INSTRUCTIONS FOR THE TASK - Please copy every line of the records below that holds the word "bring".

Stored items from a collection
= = = = = = =

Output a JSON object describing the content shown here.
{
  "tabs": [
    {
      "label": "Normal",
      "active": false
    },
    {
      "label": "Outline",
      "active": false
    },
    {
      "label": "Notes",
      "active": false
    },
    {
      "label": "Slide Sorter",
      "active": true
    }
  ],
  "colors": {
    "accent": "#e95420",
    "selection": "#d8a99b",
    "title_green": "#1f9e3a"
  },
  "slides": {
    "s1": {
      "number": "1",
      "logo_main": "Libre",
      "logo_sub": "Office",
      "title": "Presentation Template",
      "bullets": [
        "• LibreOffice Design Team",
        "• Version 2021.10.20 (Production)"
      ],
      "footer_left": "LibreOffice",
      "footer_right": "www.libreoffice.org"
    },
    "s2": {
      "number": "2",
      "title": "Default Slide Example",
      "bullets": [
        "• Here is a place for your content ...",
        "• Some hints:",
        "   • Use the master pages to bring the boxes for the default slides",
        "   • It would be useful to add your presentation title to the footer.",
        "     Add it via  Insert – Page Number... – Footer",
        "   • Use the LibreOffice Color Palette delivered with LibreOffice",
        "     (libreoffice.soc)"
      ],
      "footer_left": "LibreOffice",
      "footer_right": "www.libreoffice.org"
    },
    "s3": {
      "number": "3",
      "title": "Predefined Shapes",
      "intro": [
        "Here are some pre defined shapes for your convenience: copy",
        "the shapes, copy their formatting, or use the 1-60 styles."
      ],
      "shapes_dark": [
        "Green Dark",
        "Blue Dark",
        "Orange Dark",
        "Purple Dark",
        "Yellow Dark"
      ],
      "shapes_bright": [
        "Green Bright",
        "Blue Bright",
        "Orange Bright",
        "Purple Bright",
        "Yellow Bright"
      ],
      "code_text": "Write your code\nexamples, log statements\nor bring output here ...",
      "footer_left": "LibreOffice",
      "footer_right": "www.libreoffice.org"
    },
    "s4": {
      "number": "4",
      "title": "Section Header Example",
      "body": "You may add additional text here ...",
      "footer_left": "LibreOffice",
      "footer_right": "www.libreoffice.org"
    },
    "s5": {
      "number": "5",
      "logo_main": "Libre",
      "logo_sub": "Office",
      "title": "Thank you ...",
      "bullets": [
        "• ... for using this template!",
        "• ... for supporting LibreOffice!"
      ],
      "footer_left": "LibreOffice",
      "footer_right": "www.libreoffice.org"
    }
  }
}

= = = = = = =

RESULT OF THE EXERCISE -
        "   • Use the master pages to bring the boxes for the default slides",
      "code_text": "Write your code\nexamples, log statements\nor bring output here ...",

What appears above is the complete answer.